Data records:
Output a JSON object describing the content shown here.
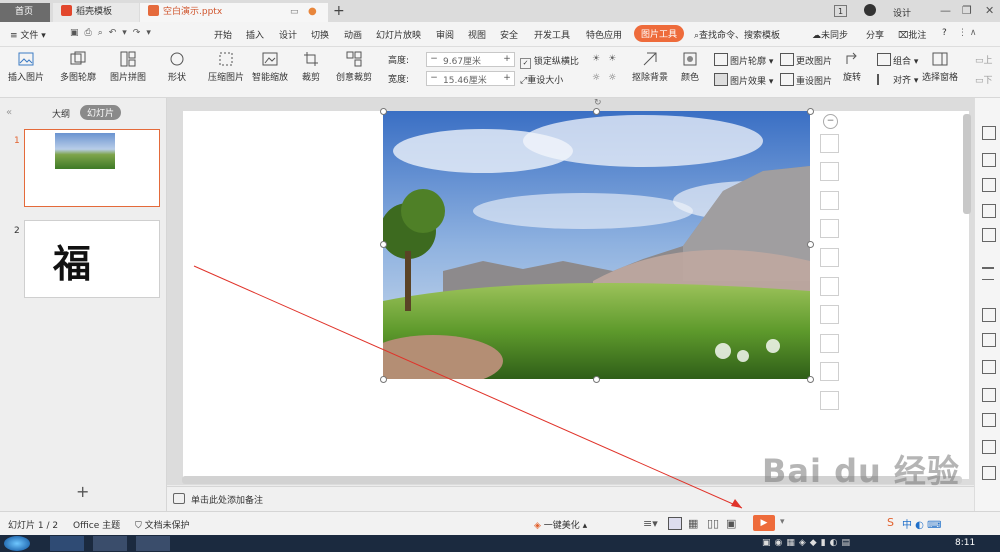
{
  "titlebar": {
    "tabs": [
      {
        "label": "首页"
      },
      {
        "label": "稻壳模板"
      },
      {
        "label": "空白演示.pptx"
      }
    ],
    "badge": "1",
    "right_label": "设计"
  },
  "menu": {
    "file": "文件",
    "items": [
      "开始",
      "插入",
      "设计",
      "切换",
      "动画",
      "幻灯片放映",
      "审阅",
      "视图",
      "安全",
      "开发工具",
      "特色应用",
      "图片工具"
    ],
    "search": "查找命令、搜索模板",
    "sync": "未同步",
    "share": "分享",
    "comment": "批注",
    "help": "?"
  },
  "ribbon": {
    "insert_pic": "插入图片",
    "multi_contour": "多图轮廓",
    "pic_collage": "图片拼图",
    "shape": "形状",
    "compress": "压缩图片",
    "smart_zoom": "智能缩放",
    "crop": "裁剪",
    "creative_crop": "创意裁剪",
    "height_label": "高度:",
    "height_value": "9.67厘米",
    "width_label": "宽度:",
    "width_value": "15.46厘米",
    "lock_ratio": "锁定纵横比",
    "reset_size": "重设大小",
    "remove_bg": "抠除背景",
    "color": "颜色",
    "pic_outline": "图片轮廓",
    "pic_effect": "图片效果",
    "change_pic": "更改图片",
    "reset_pic": "重设图片",
    "rotate": "旋转",
    "combine": "组合",
    "align": "对齐",
    "select_pane": "选择窗格",
    "up": "上",
    "down": "下"
  },
  "left_panel": {
    "tab_outline": "大纲",
    "tab_slides": "幻灯片",
    "slide1_num": "1",
    "slide2_num": "2",
    "slide2_text": "福"
  },
  "notes": {
    "placeholder": "单击此处添加备注"
  },
  "status": {
    "slide_counter": "幻灯片 1 / 2",
    "theme": "Office 主题",
    "protection": "文档未保护",
    "beautify": "一键美化"
  },
  "taskbar": {
    "time": "8:11"
  },
  "watermark": {
    "text": "Bai du 经验"
  },
  "colors": {
    "accent": "#ee6b3b",
    "arrow": "#e0332a"
  }
}
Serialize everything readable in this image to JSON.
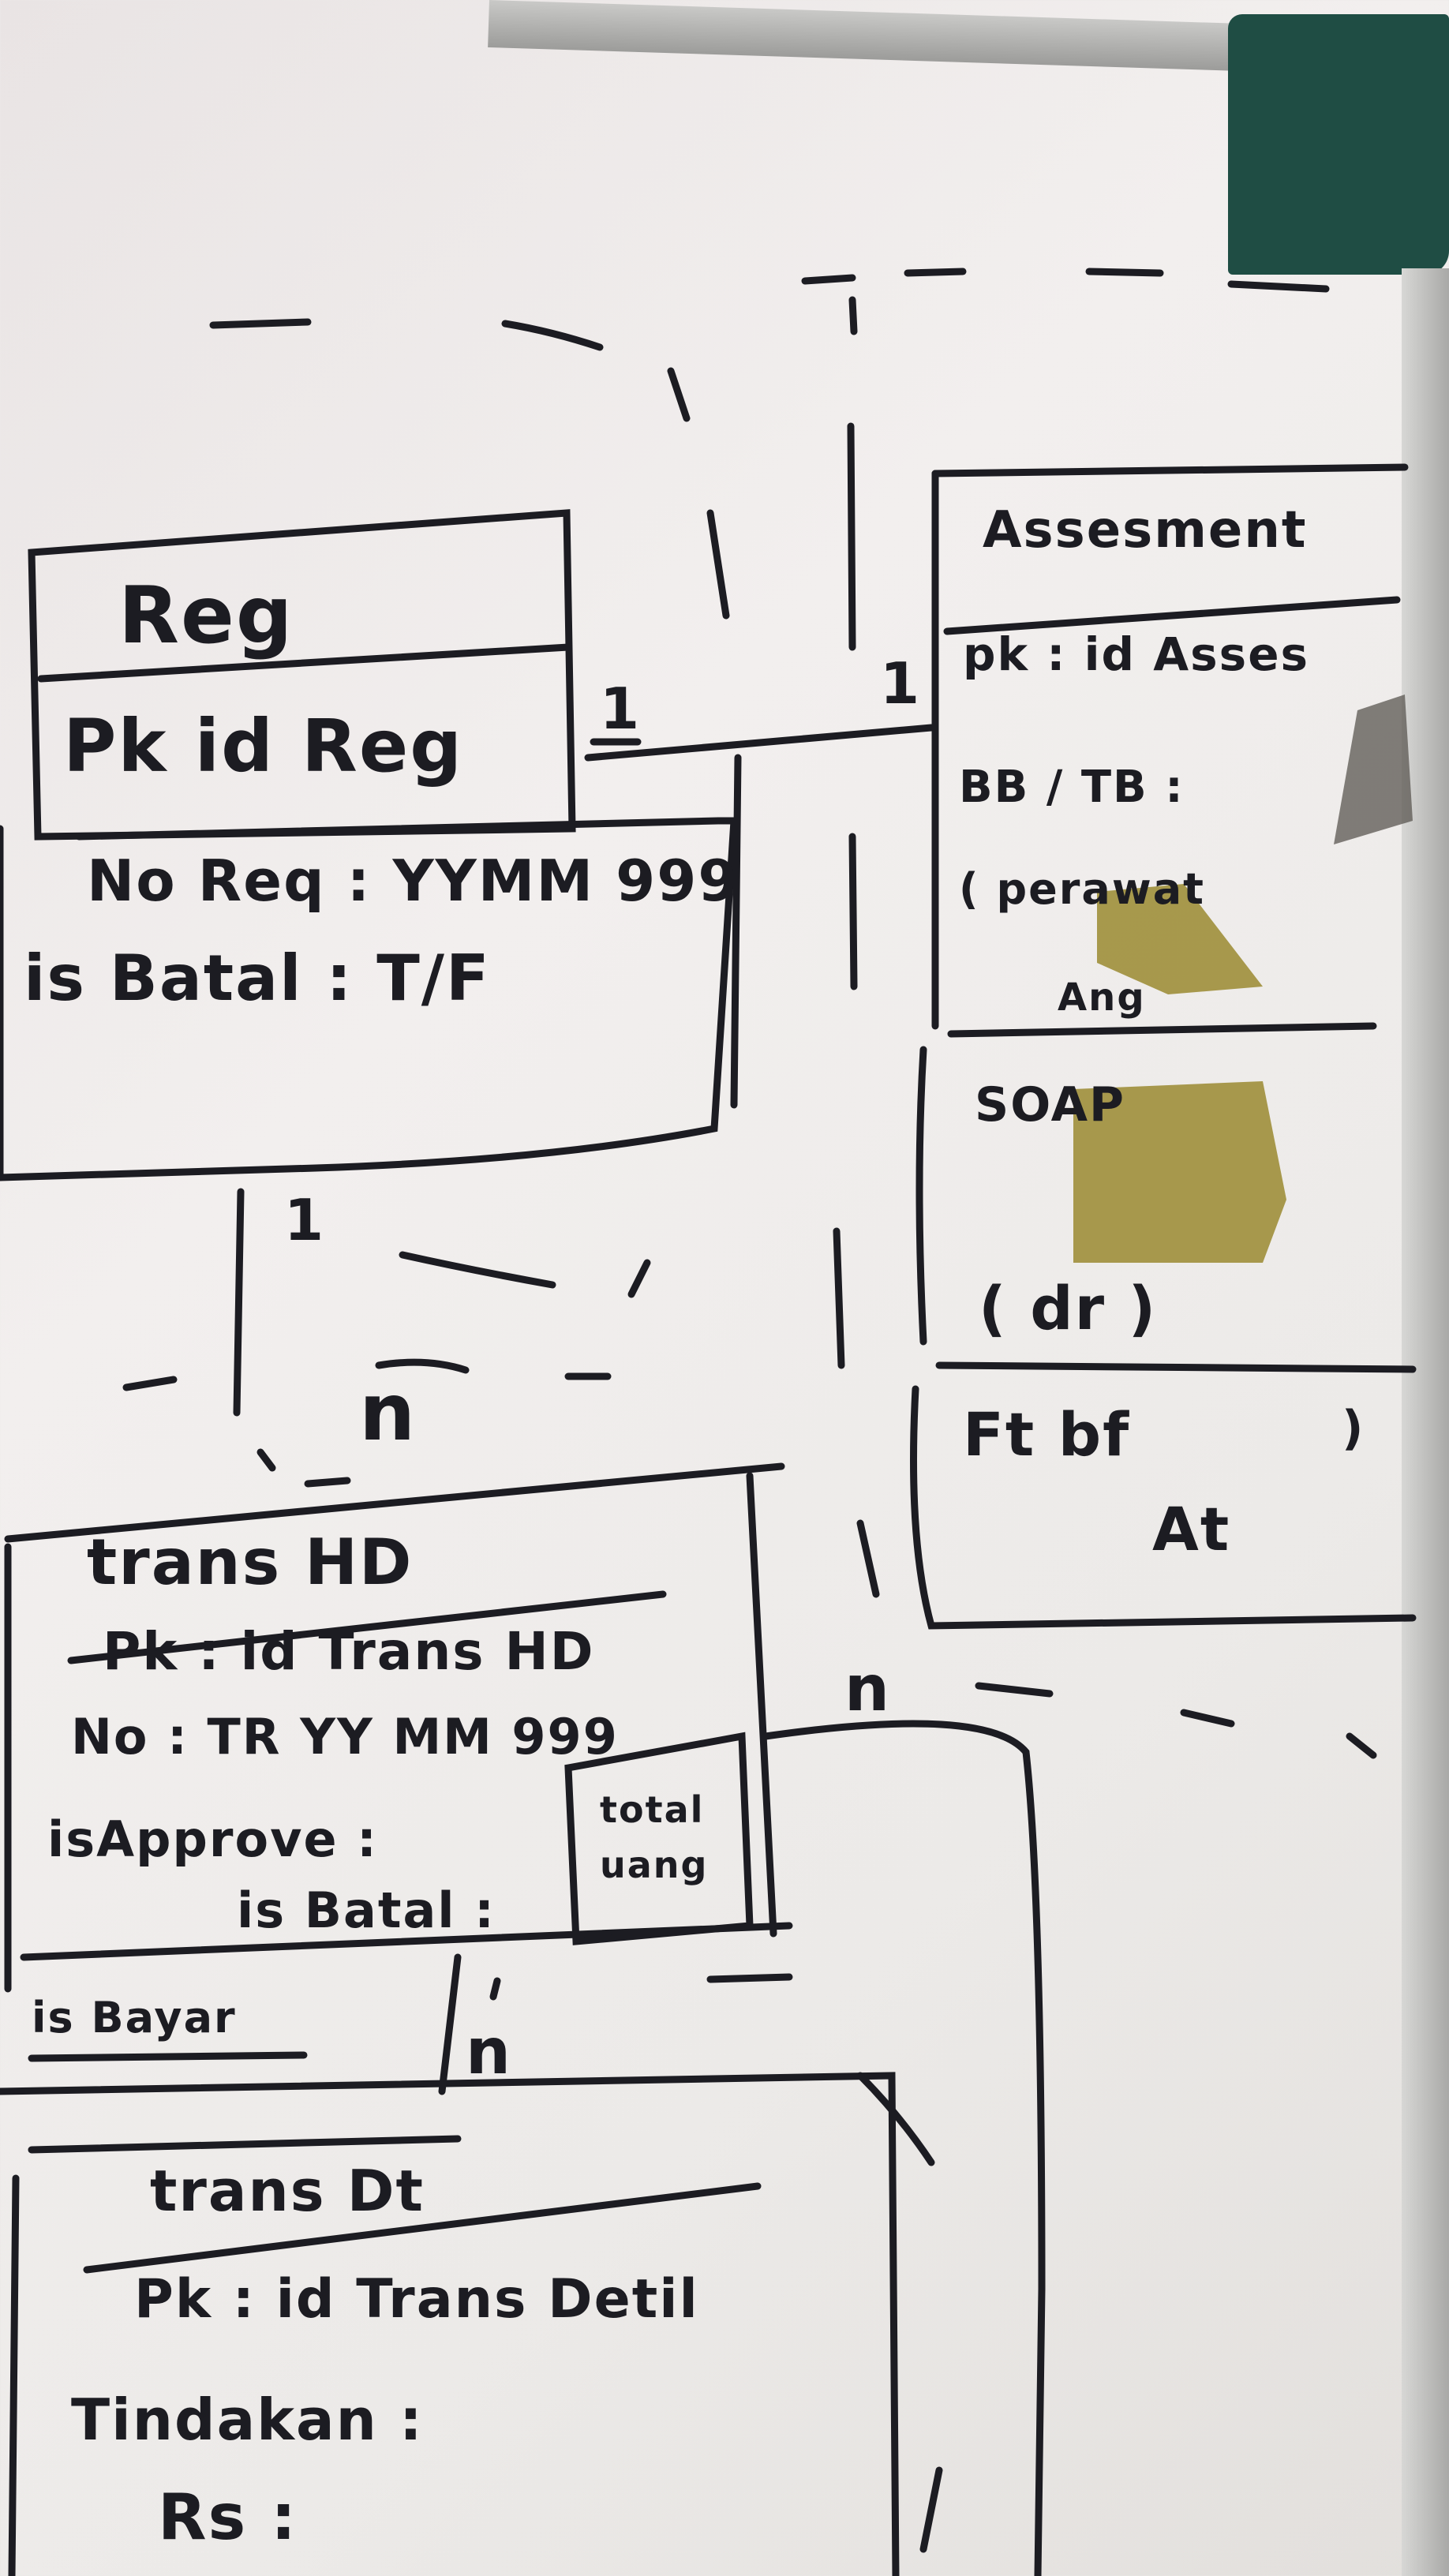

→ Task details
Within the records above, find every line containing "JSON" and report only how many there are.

→ Expected output
2